*Required action*
Provide only the number of lines in the records below that contain "Precious".
..........
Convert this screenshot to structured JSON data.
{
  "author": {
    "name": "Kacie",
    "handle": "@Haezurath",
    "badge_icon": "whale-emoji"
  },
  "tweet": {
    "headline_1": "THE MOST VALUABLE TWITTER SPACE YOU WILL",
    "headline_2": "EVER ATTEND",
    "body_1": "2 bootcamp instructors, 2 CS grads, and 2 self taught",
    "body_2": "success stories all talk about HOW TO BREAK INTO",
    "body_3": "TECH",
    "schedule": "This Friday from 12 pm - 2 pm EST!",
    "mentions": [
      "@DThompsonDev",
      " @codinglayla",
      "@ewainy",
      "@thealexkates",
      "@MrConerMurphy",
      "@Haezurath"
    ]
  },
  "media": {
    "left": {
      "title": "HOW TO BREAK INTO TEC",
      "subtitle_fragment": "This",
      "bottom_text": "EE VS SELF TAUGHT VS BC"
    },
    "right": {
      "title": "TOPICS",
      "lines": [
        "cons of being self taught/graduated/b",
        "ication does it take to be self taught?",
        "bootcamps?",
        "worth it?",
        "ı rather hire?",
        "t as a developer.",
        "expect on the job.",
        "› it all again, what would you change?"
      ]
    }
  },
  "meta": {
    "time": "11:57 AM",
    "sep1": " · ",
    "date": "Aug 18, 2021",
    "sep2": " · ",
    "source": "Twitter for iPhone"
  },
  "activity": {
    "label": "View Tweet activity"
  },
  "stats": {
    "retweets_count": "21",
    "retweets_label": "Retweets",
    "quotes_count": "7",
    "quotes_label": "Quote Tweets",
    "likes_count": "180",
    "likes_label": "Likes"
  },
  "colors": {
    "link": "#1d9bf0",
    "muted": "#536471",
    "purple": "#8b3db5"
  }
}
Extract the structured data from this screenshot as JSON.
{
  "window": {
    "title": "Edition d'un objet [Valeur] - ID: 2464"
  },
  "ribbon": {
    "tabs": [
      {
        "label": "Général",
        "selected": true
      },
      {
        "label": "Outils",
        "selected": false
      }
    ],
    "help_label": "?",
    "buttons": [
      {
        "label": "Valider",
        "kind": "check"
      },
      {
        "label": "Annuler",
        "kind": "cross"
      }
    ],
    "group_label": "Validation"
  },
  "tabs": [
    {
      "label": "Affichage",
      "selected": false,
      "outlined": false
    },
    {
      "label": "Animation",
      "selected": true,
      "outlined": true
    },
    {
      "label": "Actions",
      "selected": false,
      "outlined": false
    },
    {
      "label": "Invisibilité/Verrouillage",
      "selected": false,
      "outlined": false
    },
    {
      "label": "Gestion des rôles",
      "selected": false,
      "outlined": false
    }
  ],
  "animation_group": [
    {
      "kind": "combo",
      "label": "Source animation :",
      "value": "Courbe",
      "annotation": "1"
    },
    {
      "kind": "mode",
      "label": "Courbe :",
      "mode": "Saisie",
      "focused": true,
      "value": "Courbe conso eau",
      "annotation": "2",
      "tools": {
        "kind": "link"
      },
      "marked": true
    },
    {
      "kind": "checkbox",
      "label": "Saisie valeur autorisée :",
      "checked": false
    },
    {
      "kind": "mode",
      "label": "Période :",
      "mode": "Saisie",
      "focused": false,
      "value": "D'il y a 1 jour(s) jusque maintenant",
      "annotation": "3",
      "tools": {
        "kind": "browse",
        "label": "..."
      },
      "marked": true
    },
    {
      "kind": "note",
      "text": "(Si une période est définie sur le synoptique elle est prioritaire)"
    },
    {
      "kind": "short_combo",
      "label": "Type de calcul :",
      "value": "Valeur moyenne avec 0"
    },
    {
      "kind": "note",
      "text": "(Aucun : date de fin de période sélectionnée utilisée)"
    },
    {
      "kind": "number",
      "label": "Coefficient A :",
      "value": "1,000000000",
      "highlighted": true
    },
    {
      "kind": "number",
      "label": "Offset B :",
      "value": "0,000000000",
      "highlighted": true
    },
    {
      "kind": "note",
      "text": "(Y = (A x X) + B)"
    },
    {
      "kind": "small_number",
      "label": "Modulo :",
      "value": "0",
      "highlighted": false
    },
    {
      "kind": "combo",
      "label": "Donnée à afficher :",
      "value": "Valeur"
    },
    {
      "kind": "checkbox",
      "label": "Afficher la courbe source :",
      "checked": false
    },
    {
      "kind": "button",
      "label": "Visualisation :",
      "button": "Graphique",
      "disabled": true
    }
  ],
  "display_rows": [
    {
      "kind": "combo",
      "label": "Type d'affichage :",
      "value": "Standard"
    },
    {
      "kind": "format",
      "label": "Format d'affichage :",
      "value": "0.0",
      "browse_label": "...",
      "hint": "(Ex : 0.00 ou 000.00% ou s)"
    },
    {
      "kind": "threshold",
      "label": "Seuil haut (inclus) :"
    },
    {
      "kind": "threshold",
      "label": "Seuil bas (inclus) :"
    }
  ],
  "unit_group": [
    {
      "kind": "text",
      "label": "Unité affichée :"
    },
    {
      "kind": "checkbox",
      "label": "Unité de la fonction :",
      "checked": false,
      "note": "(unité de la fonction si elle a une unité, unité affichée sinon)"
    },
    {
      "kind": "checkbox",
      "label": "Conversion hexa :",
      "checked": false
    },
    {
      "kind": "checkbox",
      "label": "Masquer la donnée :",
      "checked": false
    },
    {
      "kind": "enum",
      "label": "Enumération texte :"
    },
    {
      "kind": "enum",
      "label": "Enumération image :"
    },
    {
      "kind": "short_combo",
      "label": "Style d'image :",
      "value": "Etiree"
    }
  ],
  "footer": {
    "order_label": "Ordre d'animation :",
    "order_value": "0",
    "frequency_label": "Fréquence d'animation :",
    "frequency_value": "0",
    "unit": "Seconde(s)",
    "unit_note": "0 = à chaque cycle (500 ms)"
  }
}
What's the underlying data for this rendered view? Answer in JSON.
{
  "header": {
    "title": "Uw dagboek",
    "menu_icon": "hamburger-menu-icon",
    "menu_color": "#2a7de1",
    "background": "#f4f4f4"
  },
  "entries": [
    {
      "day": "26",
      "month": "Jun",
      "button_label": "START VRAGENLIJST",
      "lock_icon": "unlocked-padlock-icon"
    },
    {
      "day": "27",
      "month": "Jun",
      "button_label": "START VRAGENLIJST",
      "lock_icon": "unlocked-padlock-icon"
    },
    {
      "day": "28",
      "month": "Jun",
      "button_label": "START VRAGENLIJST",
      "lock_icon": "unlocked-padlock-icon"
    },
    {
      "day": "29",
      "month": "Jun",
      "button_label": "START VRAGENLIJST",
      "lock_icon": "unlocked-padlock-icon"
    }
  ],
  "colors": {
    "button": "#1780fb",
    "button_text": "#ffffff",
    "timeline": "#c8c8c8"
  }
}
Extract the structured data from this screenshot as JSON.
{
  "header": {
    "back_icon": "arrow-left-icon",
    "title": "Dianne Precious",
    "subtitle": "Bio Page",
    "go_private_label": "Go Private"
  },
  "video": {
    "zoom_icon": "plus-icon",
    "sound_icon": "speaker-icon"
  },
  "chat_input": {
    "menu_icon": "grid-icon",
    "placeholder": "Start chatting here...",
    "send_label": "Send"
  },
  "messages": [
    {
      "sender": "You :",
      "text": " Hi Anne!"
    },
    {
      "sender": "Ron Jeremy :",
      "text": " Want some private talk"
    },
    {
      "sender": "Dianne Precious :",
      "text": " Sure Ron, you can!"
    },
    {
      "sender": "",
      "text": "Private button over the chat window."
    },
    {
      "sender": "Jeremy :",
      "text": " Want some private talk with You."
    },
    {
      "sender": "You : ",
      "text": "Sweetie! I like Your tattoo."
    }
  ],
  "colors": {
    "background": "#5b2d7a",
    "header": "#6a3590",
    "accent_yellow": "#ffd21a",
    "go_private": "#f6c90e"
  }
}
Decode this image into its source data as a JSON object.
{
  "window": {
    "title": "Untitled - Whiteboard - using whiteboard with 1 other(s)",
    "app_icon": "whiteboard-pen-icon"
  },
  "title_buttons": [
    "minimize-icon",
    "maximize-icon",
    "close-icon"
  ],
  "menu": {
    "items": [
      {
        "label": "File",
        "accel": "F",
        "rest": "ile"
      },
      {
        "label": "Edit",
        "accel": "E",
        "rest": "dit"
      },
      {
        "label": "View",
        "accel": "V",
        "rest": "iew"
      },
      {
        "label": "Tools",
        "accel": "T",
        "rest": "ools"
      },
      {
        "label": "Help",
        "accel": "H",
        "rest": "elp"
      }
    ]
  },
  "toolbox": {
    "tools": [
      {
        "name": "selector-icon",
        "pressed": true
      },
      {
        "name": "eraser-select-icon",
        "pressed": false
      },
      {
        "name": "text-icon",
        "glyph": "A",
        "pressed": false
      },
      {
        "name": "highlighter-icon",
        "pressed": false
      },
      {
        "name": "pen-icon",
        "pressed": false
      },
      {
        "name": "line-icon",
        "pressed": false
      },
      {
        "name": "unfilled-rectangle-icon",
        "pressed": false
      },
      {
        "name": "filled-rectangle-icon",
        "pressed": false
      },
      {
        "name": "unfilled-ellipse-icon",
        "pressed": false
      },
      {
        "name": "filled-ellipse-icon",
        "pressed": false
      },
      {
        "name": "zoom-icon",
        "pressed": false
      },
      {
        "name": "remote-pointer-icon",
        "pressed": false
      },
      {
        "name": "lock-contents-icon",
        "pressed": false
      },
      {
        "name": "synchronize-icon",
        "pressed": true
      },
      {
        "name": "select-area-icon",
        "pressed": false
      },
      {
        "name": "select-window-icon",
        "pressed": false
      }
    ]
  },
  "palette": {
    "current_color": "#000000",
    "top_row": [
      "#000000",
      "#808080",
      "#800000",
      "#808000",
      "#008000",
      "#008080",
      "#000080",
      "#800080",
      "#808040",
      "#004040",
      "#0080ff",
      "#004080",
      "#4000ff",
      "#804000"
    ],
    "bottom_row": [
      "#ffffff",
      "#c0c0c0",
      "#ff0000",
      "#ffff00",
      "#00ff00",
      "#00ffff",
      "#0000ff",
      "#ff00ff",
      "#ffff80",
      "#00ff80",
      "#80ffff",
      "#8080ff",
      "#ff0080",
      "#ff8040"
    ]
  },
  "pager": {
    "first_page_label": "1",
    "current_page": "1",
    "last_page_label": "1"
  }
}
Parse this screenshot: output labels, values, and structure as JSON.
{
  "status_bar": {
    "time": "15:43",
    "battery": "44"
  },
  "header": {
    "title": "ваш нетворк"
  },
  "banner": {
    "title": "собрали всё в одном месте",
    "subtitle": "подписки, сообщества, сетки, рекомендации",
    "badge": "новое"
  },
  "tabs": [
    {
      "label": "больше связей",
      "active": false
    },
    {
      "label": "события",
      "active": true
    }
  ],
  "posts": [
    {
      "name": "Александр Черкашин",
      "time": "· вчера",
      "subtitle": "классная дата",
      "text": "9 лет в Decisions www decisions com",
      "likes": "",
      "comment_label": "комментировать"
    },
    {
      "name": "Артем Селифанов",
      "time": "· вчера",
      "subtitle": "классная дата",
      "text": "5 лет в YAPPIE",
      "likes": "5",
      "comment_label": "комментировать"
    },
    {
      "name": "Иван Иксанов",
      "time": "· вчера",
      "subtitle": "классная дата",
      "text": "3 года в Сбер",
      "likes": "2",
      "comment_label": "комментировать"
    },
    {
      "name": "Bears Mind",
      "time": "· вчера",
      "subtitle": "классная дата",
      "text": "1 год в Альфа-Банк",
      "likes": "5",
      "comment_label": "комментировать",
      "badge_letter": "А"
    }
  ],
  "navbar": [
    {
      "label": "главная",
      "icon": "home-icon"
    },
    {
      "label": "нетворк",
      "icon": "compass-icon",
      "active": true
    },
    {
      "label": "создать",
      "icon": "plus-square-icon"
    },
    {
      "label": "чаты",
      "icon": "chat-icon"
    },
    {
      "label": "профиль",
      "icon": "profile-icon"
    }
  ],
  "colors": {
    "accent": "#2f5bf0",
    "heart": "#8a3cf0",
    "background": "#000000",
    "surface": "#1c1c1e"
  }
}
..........
*Exercise solution*
2